Ronald Lynch
Professor
Institution
University of Arizona
ARIBI, Cancer Center, Physiology
Tucson
Arizona
Telephone: 
520-626-2472

Dr. Lynch received a B.S. degree in Chemistry from the University of Miami, and Ph.D. in Physiology and Biophysics from the University of Cincinnati.  He began training in optical imaging and MR spectroscopy of cardiovascular and renal metabolism in 1984 while at the NIH under the direction of Dr. Robert S. Balaban.  In 1987 Dr. Lynch moved to a staff position in the Biomedical Imaging Group and Physiology Department at the University of Massachusetts Medical Center, and in1990 was recruited to the University of Arizona to develop a research program centered on the use and development of microscopic imaging and spectroscopy to study physiological problems.  In 2000, Dr. Lynch was a visiting scientist at the NIH Laboratory of Functional and Molecular Imaging and the Magnetic Resonance Imaging Center with Dr. Alan Koretsky.  Dr. Lynch is currently Chair of the Physiological Sciences Graduate Training Program, a member of the Arizona Cancer Center, Sarver Heart Center and the Graduate Program in Biomedical Engineering, and is co-PI on the NIH supported Biomedical Imaging and Spectroscopy training grant.  As part of his duties in the Cancer Center, Dr. Lynch is director of a Cancer Core Imaging Facility.  Dr Lynch also is the acting director of the Advanced Research Institute for Biomedical Imaging (ARIBI) at the University of Arizona

Current Research: 

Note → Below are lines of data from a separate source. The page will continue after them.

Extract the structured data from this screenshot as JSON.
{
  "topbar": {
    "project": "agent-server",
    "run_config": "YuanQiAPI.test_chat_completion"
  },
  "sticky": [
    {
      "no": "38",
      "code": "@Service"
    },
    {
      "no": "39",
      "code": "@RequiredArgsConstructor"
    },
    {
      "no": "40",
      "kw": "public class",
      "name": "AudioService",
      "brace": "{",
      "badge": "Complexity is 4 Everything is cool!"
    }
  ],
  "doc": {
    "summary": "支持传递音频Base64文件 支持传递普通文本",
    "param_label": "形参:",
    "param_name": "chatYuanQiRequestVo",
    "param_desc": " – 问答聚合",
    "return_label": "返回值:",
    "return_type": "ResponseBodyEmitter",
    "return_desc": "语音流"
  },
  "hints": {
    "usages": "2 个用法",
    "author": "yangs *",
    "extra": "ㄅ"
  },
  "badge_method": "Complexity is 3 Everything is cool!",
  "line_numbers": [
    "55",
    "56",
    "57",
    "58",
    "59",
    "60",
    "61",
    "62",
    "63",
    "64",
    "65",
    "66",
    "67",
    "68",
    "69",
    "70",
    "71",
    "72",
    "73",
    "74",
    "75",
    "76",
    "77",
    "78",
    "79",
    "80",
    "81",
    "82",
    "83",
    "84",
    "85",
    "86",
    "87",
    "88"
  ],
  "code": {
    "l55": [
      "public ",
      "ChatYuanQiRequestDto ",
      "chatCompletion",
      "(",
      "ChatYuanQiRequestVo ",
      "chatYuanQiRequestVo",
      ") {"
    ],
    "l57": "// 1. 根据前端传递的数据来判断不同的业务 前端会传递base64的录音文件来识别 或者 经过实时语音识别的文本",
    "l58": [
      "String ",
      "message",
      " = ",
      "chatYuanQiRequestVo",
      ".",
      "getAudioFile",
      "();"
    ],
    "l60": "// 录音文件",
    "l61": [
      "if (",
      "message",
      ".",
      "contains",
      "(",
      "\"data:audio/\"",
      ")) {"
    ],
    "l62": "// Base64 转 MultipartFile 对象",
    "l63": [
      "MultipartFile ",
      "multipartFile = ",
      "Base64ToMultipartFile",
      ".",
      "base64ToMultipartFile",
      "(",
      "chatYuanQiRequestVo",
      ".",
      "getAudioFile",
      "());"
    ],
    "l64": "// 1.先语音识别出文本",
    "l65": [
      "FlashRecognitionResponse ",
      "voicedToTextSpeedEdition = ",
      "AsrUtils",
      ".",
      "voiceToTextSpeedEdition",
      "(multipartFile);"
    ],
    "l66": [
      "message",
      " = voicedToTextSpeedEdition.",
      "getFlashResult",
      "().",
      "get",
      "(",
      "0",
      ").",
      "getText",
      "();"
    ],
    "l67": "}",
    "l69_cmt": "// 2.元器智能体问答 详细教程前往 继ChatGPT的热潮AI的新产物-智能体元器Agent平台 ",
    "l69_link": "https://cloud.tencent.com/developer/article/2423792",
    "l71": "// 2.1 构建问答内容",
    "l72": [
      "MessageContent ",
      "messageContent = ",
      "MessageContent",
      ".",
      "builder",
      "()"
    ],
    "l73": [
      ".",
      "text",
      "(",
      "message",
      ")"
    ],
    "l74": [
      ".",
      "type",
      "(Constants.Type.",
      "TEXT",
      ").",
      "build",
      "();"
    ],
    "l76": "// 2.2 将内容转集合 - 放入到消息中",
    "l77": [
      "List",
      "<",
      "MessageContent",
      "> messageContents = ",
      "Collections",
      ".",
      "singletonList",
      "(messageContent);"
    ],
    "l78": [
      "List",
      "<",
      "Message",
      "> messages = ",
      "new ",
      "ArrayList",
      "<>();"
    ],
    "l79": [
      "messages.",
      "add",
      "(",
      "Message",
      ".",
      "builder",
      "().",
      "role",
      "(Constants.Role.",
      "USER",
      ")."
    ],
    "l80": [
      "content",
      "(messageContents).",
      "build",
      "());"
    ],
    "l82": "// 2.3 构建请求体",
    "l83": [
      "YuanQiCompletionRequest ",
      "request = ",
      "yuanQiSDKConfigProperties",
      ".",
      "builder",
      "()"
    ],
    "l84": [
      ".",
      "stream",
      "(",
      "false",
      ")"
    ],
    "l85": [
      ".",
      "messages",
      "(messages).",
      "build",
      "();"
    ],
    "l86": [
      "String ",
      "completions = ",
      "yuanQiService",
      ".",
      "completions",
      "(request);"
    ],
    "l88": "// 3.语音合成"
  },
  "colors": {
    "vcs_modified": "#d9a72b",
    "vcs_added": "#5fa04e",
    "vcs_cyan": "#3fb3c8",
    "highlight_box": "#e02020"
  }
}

Research in the Lynch lab primarily focuses on second messenger signaling in vascular smooth muscle cells and nutrient sensing hypothalamic neurons with emphasis on alterations in signaling that occur during development of diabetes. Alterations in Ca2+ homeostasis and contractility are observed in vascular cells in association with the elevated levels of glucose and insulin that occur during development of type II diabetes. To study these issues, cells isolated from transgenic animals in which specific genes for Ca2+ handling are ablated or over-expressed are utilized as model systems. Analysis of subcellular protein distributions and second messenger signaling is performed in our lab using state of the art image acquisition and analysis approaches which is our second area of expertise. Over the past decade, our lab has been involved in the development of unique microscopic imaging and spectroscopy approaches to study cell and tissue function. As part of this effort, we have developed, with collaborators, methods for targeting specific cell types in mice for in situ identification and rapid isolation. Using this approach, analysis of cell-type specific gene expression and function can be performed.